Task instructions: Each of the entries below needs to be given again exactly.

Data provided:
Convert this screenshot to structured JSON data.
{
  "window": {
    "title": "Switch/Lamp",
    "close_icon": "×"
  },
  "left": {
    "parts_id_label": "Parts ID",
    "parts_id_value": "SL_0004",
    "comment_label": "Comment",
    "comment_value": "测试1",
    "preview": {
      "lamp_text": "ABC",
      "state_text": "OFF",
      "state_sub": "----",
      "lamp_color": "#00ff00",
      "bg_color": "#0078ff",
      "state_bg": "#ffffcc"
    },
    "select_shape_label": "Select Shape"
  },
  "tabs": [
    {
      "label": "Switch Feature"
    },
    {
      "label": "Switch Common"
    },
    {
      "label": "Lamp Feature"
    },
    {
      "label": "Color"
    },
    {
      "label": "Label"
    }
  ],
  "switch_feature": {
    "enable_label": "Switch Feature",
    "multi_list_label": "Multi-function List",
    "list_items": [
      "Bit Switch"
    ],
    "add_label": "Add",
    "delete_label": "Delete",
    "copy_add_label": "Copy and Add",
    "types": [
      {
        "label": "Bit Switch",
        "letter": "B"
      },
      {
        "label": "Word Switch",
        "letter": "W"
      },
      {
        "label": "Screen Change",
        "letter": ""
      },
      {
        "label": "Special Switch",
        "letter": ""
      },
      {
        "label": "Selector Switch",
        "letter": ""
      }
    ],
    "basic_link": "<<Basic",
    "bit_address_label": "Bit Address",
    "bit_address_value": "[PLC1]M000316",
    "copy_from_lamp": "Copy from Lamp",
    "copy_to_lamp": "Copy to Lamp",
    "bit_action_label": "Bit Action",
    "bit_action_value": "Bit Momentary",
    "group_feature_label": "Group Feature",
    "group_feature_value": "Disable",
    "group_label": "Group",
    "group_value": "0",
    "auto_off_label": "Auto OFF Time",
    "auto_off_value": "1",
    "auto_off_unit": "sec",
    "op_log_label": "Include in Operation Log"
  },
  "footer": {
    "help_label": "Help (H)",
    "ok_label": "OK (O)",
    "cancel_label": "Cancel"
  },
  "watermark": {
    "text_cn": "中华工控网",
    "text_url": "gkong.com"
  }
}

Response to this exercise:
Convert this screenshot to structured JSON data.
{
  "window": {
    "title": "Switch/Lamp",
    "close_icon": "×"
  },
  "left": {
    "parts_id_label": "Parts ID",
    "parts_id_value": "SL_0004",
    "comment_label": "Comment",
    "comment_value": "测试1",
    "preview": {
      "lamp_text": "ABC",
      "state_text": "OFF",
      "state_sub": "----",
      "lamp_color": "#00ff00",
      "bg_color": "#0078ff",
      "state_bg": "#ffffcc"
    },
    "select_shape_label": "Select Shape"
  },
  "tabs": [
    {
      "label": "Switch Feature"
    },
    {
      "label": "Switch Common"
    },
    {
      "label": "Lamp Feature"
    },
    {
      "label": "Color"
    },
    {
      "label": "Label"
    }
  ],
  "switch_feature": {
    "enable_label": "Switch Feature",
    "multi_list_label": "Multi-function List",
    "list_items": [
      "Bit Switch"
    ],
    "add_label": "Add",
    "delete_label": "Delete",
    "copy_add_label": "Copy and Add",
    "types": [
      {
        "label": "Bit Switch",
        "letter": "B"
      },
      {
        "label": "Word Switch",
        "letter": "W"
      },
      {
        "label": "Screen Change",
        "letter": ""
      },
      {
        "label": "Special Switch",
        "letter": ""
      },
      {
        "label": "Selector Switch",
        "letter": ""
      }
    ],
    "basic_link": "<<Basic",
    "bit_address_label": "Bit Address",
    "bit_address_value": "[PLC1]M000316",
    "copy_from_lamp": "Copy from Lamp",
    "copy_to_lamp": "Copy to Lamp",
    "bit_action_label": "Bit Action",
    "bit_action_value": "Bit Momentary",
    "group_feature_label": "Group Feature",
    "group_feature_value": "Disable",
    "group_label": "Group",
    "group_value": "0",
    "auto_off_label": "Auto OFF Time",
    "auto_off_value": "1",
    "auto_off_unit": "sec",
    "op_log_label": "Include in Operation Log"
  },
  "footer": {
    "help_label": "Help (H)",
    "ok_label": "OK (O)",
    "cancel_label": "Cancel"
  },
  "watermark": {
    "text_cn": "中华工控网",
    "text_url": "gkong.com"
  }
}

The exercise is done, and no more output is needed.